- Blurred Lines with AI – With the recent evolution and accessibility of AI and Machine Learning, it has become significantly harder to identify human users with image recognition and visual challenges, highlighting a continuous fight between CAPTCHA creators and AI developers.
- Cybercriminal Exploitations – Cybercrime groups have been beating this technology for years now, utilizing targeted system exploits, inexpensive gig-economy platforms, and even paid humans to solve challenges presented to users.
- Replay Attacks – Replay attacks use malicious services to mirror CAPTCHA challenges onto their own platform, have visitors solve them, and then forward the solutions to the target site.
- AI Training – Challenge-response systems have recently become data sources for AI training projects, empowering the same algorithms that have been created to bypass their own software.
The key element to remember is that CAPTCHAs are not authentication mechanisms, but more akin to liveness detection systems. If targeted by malicious threat actors, they lose their efficiency quickly, either through inexpensive human labor or more sophisticated automated software. Therefore it’s important to recognize these systems as an added complexity to slow down opponents, not a defensive system of its own.
Drawbacks of Using CAPTCHAs
Because of their limitations, some websites are exploring alternative methods of bot detection, such as behavioral analysis, honeypots, or other authentication systems.
Additional drawbacks that are influencing this include:
- User Friction and Inconvenience – One of the most problematic aspects of this security mechanism is the amount of friction that they create in the experience of users visiting a specific website or accessing an online resource.
- Impact on Conversion Rates – They can discourage legitimate users from completing actions or making purchases, lowering the conversion rate for businesses.
- Accessibility Issues and Concerns – Digital verification tests can be challenging – if not impossible – for many users to recognize the text, even if their visual capacity is not impaired. They are even more troublesome for people with visual or cognitive impairments. Moreover, alternative types, such as audio-based challenges, can also still create difficulties for those with hearing impairments.
- CAPTCHAs that rely on a specific language or cultural references can also create issues for users from different countries or cultures.
- In addition, bot-detection tests can be problematic to successfully complete on mobile devices, due to their limited screen size and touch interface.

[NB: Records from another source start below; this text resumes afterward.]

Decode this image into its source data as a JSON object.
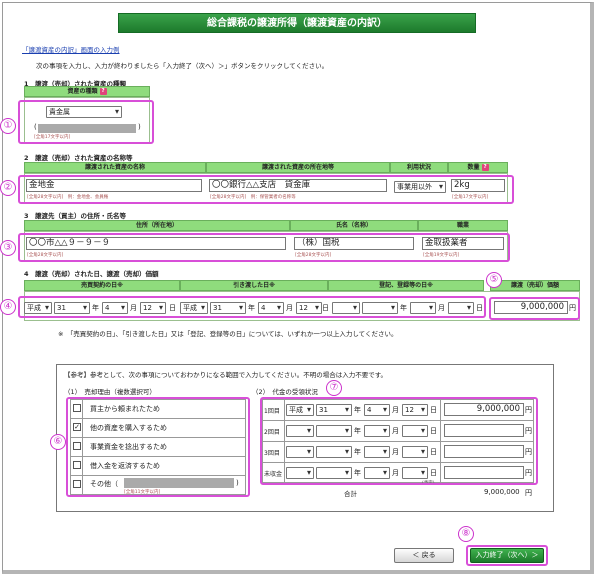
{
  "title": "総合課税の譲渡所得（譲渡資産の内訳）",
  "example_link": "「譲渡資産の内訳」画面の入力例",
  "instruction": "次の事項を入力し、入力が終わりましたら「入力終了（次へ）＞」ボタンをクリックしてください。",
  "sec1": {
    "heading": "1　譲渡（売却）された資産の種類",
    "col_header": "資産の種類",
    "type_value": "貴金属",
    "note": "[全角17文字以内]"
  },
  "sec2": {
    "heading": "2　譲渡（売却）された資産の名称等",
    "headers": [
      "譲渡された資産の名称",
      "譲渡された資産の所在地等",
      "利用状況",
      "数量"
    ],
    "name_value": "金地金",
    "name_note": "[全角28文字以内]　例：金地金、会員権",
    "location_value": "〇〇銀行△△支店　貸金庫",
    "location_note": "[全角28文字以内]　例：保管業者の名称等",
    "usage_value": "事業用以外",
    "qty_value": "2kg",
    "qty_note": "[全角17文字以内]"
  },
  "sec3": {
    "heading": "3　譲渡先（買主）の住所・氏名等",
    "headers": [
      "住所（所在地）",
      "氏名（名称）",
      "職業"
    ],
    "address_value": "〇〇市△△９－９－９",
    "address_note": "[全角28文字以内]",
    "name_value": "（株）国税",
    "name_note": "[全角28文字以内]",
    "job_value": "金取扱業者",
    "job_note": "[全角19文字以内]"
  },
  "sec4": {
    "heading": "4　譲渡（売却）された日、譲渡（売却）価額",
    "headers": [
      "売買契約の日※",
      "引き渡した日※",
      "登記、登録等の日※",
      "譲渡（売却）価額"
    ],
    "contract": {
      "era": "平成",
      "year": "31",
      "month": "4",
      "day": "12"
    },
    "delivery": {
      "era": "平成",
      "year": "31",
      "month": "4",
      "day": "12"
    },
    "registration": {
      "era": "",
      "year": "",
      "month": "",
      "day": ""
    },
    "price": "9,000,000",
    "unit_nen": "年",
    "unit_gatsu": "月",
    "unit_nichi": "日",
    "unit_yen": "円",
    "note": "※　「売買契約の日」、「引き渡した日」又は「登記、登録等の日」については、いずれか一つ以上入力してください。"
  },
  "ref": {
    "intro": "【参考】参考として、次の事項についておわかりになる範囲で入力してください。不明の場合は入力不要です。",
    "reason_heading": "（1）　売却理由（複数選択可）",
    "reasons": [
      {
        "label": "買主から頼まれたため",
        "checked": false
      },
      {
        "label": "他の資産を購入するため",
        "checked": true
      },
      {
        "label": "事業資金を捻出するため",
        "checked": false
      },
      {
        "label": "借入金を返済するため",
        "checked": false
      },
      {
        "label": "その他（",
        "checked": false
      }
    ],
    "other_note": "[全角11文字以内]",
    "payment_heading": "（2）　代金の受領状況",
    "payments": [
      {
        "label": "1回目",
        "era": "平成",
        "year": "31",
        "month": "4",
        "day": "12",
        "amount": "9,000,000"
      },
      {
        "label": "2回目",
        "era": "",
        "year": "",
        "month": "",
        "day": "",
        "amount": ""
      },
      {
        "label": "3回目",
        "era": "",
        "year": "",
        "month": "",
        "day": "",
        "amount": ""
      },
      {
        "label": "未収金",
        "era": "",
        "year": "",
        "month": "",
        "day": "",
        "amount": ""
      }
    ],
    "payment_note": "(予定)",
    "total_label": "合計",
    "total_value": "9,000,000"
  },
  "buttons": {
    "back": "＜ 戻る",
    "next": "入力終了（次へ）＞"
  },
  "markers": [
    "①",
    "②",
    "③",
    "④",
    "⑤",
    "⑥",
    "⑦",
    "⑧"
  ],
  "colors": {
    "title_green": "#1d7a2c",
    "header_green": "#8fdc7d",
    "marker_magenta": "#cc33cc",
    "next_green": "#1b7a2a"
  }
}
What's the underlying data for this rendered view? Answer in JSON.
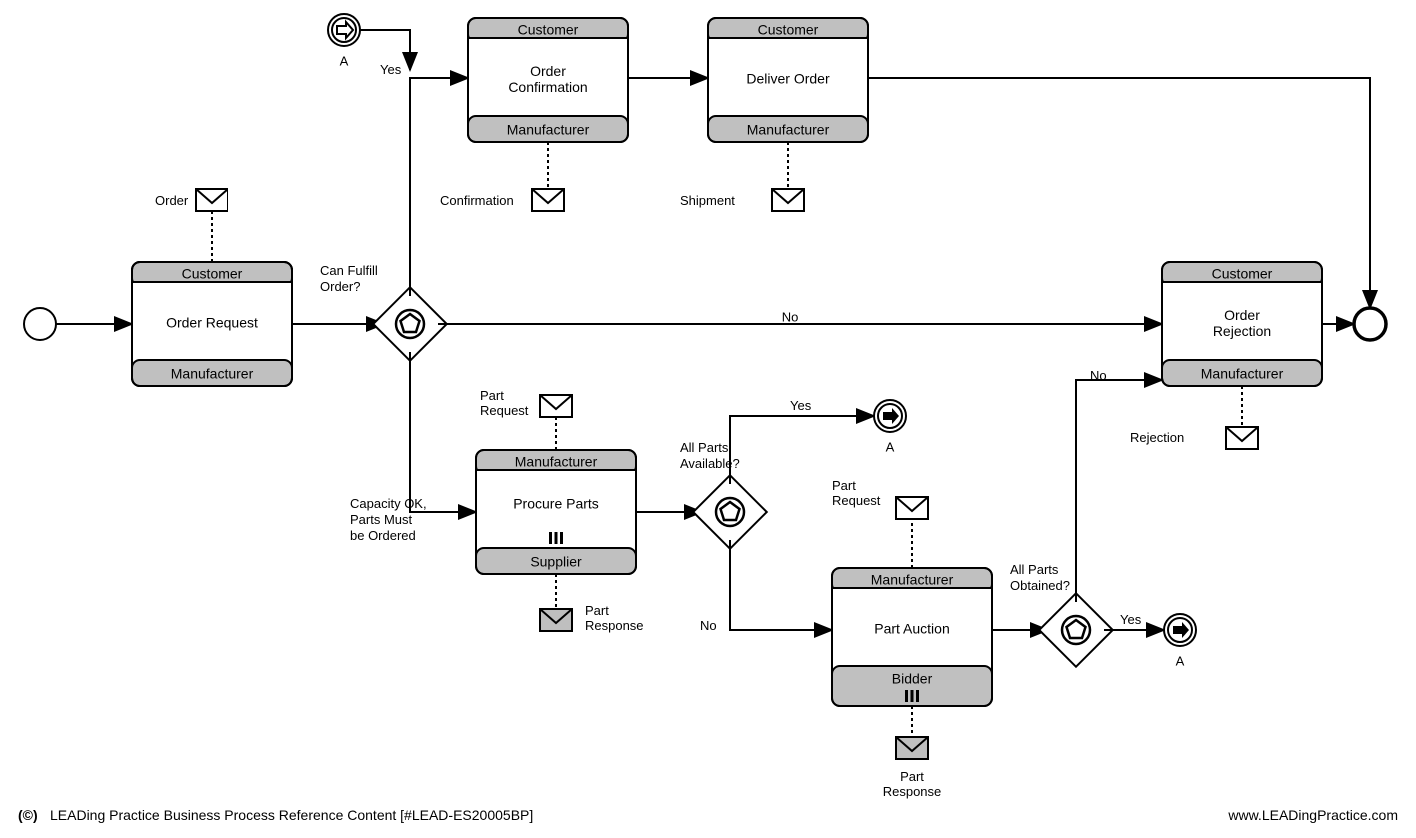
{
  "footer": {
    "left_logo": "(©)",
    "left_text": "LEADing Practice Business Process Reference Content [#LEAD-ES20005BP]",
    "right_text": "www.LEADingPractice.com"
  },
  "link_A": "A",
  "activities": {
    "order_request": {
      "top": "Customer",
      "center": "Order Request",
      "bottom": "Manufacturer"
    },
    "order_confirmation": {
      "top": "Customer",
      "center": "Order\nConfirmation",
      "bottom": "Manufacturer"
    },
    "deliver_order": {
      "top": "Customer",
      "center": "Deliver Order",
      "bottom": "Manufacturer"
    },
    "order_rejection": {
      "top": "Customer",
      "center": "Order\nRejection",
      "bottom": "Manufacturer"
    },
    "procure_parts": {
      "top": "Manufacturer",
      "center": "Procure Parts",
      "bottom": "Supplier"
    },
    "part_auction": {
      "top": "Manufacturer",
      "center": "Part Auction",
      "bottom": "Bidder"
    }
  },
  "messages": {
    "order": "Order",
    "confirmation": "Confirmation",
    "shipment": "Shipment",
    "rejection": "Rejection",
    "part_request_1": "Part\nRequest",
    "part_response_1": "Part\nResponse",
    "part_request_2": "Part\nRequest",
    "part_response_2": "Part\nResponse"
  },
  "gateways": {
    "can_fulfill": "Can Fulfill\nOrder?",
    "all_parts_available": "All Parts\nAvailable?",
    "all_parts_obtained": "All Parts\nObtained?"
  },
  "branches": {
    "yes1": "Yes",
    "no1": "No",
    "capacity_ok": "Capacity OK,\nParts Must\nbe Ordered",
    "yes2": "Yes",
    "no2": "No",
    "yes3": "Yes",
    "no3": "No"
  }
}
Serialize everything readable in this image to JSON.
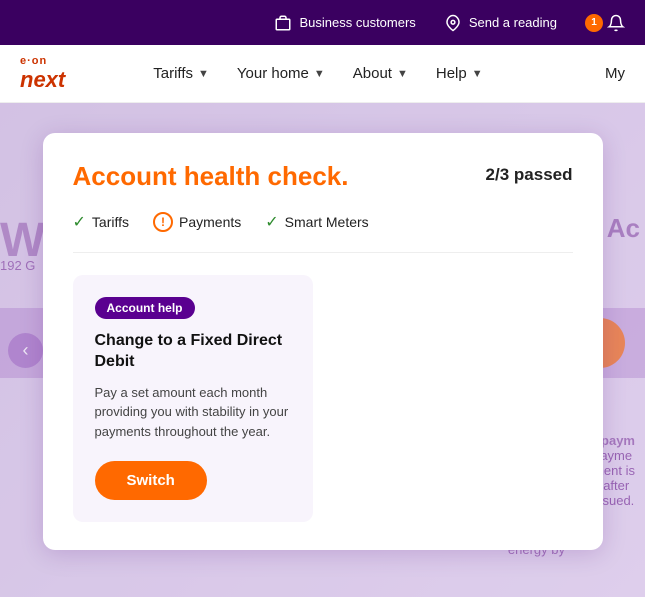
{
  "topbar": {
    "business_label": "Business customers",
    "send_reading_label": "Send a reading",
    "notification_count": "1"
  },
  "mainnav": {
    "logo_eon": "e·on",
    "logo_next": "next",
    "tariffs_label": "Tariffs",
    "your_home_label": "Your home",
    "about_label": "About",
    "help_label": "Help",
    "my_label": "My"
  },
  "modal": {
    "title": "Account health check.",
    "passed": "2/3 passed",
    "check_tariffs_label": "Tariffs",
    "check_payments_label": "Payments",
    "check_smart_meters_label": "Smart Meters",
    "card_tag": "Account help",
    "card_title": "Change to a Fixed Direct Debit",
    "card_desc": "Pay a set amount each month providing you with stability in your payments throughout the year.",
    "switch_label": "Switch"
  },
  "bg": {
    "we_text": "We",
    "ac_text": "Ac",
    "address": "192 G",
    "next_payment_title": "t paym",
    "next_payment_text1": "payme",
    "next_payment_text2": "ment is",
    "next_payment_text3": "s after",
    "next_payment_text4": "issued.",
    "energy_text": "energy by"
  }
}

- False Positives / Negatives – Sophisticated bots can sometimes bypass these challenges and successfully respond, while legitimate users might be mistakenly identified as bots. The newest generation of these systems are created to resist the most sophisticated text recognition programs. The tradeoff between more complex challenges and increased friction is typically forced over time in a position where humans will become less successful than bots at solving them.
- Computational Costs – Implementing challenge-response tests can increase server load, require additional computer resources, and potentially slow down website performance.
- Privacy Concerns – Some services track user behavior to target users with advertisements.
Throughout the years, CAPTCHA has provided online businesses with an essential tool to protect their websites, online resources, and digital infrastructure. As technology evolves, the future of these human verification systems will likely be influenced by the ongoing battle between cyber-security experts, malicious actors and the latest advancements.
Instead of relying on these liveness detection systems alone, websites might adopt more robust authentication systems like passwordless MFA, passkeys, and next-gen authentication systems that authenticate users with biometrics and modern cryptography, and eliminate AI and machine learning susceptibilities.
Kelvin Zero’s Multi-Pass provides just that – a next-gen authentication solution that integrates cutting-edge offline fingerprint biometrics and cryptography.